In an attempt to stop a management brain drain at the U.S. subsidiary of SAP AG, the German software vendor's shareholders last week approved a plan to start offering stock options to senior executives and other "top performers."
The lack of a stock-option program has caused SAP fits since early last year, when executives at SAP America Inc. in Newtown Square, Pa., began leaving in droves to join U.S.-based vendors that could offer lucrative stock incentives.
For example, Siebel Systems Inc. in San Mateo, Calif., has hired more than 25 high-level employees away from SAP America. That prompted a frustrated SAP to file a lawsuit charging Siebel with predatory hiring practices last fall.
European companies typically eschew American-style stock-option plans because of fears among shareholders that their ownership stakes will be diluted as employees exercise the options they get. As recently as November, SAP co-CEO Hasso Plattner said at a press conference that European shareholders "wouldn't stand for that kind of dilution."

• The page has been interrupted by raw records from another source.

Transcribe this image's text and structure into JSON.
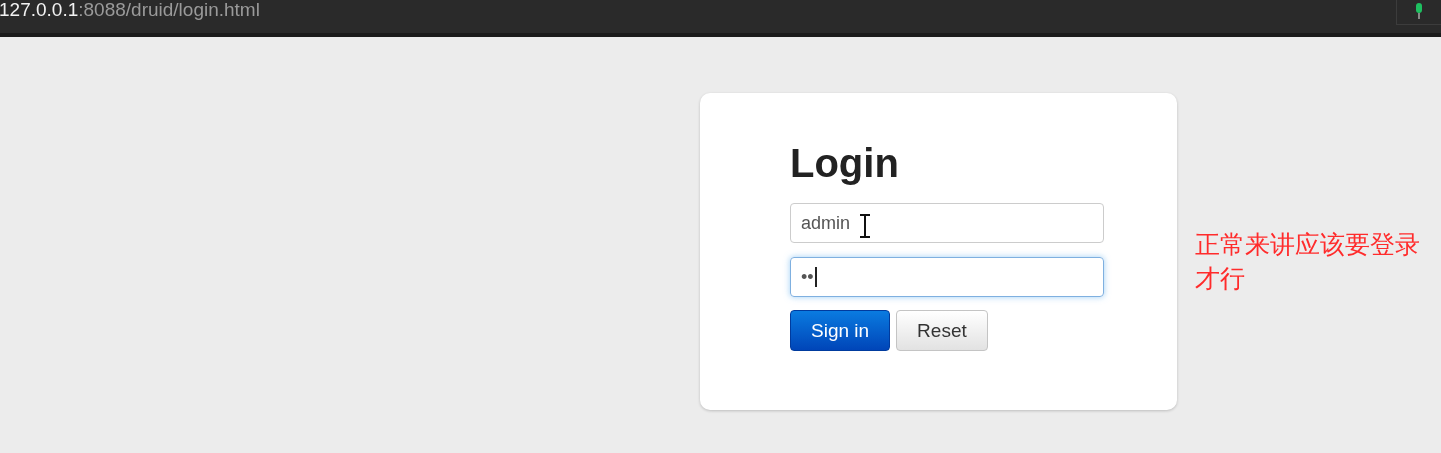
{
  "browser": {
    "address_host": "127.0.0.1",
    "address_path": ":8088/druid/login.html"
  },
  "login": {
    "title": "Login",
    "username": {
      "value": "admin",
      "focused": false
    },
    "password": {
      "value": "••",
      "focused": true
    },
    "buttons": [
      {
        "label": "Sign in",
        "kind": "primary"
      },
      {
        "label": "Reset",
        "kind": "default"
      }
    ]
  },
  "annotation": {
    "text": "正常来讲应该要登录才行",
    "color": "#ff2b2b"
  }
}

But SAP said more than 99 percent of the shareholders who voted at a special meeting in Germany last week approved the new plan, which is scheduled to take effect later this quarter.
The plan lets SAP issue either stock options or convertible bonds to employees.
A total of up to 6.25 million shares of SAP's stock, amounting to about 6 percent of its outstanding shares, can be offered under the new program.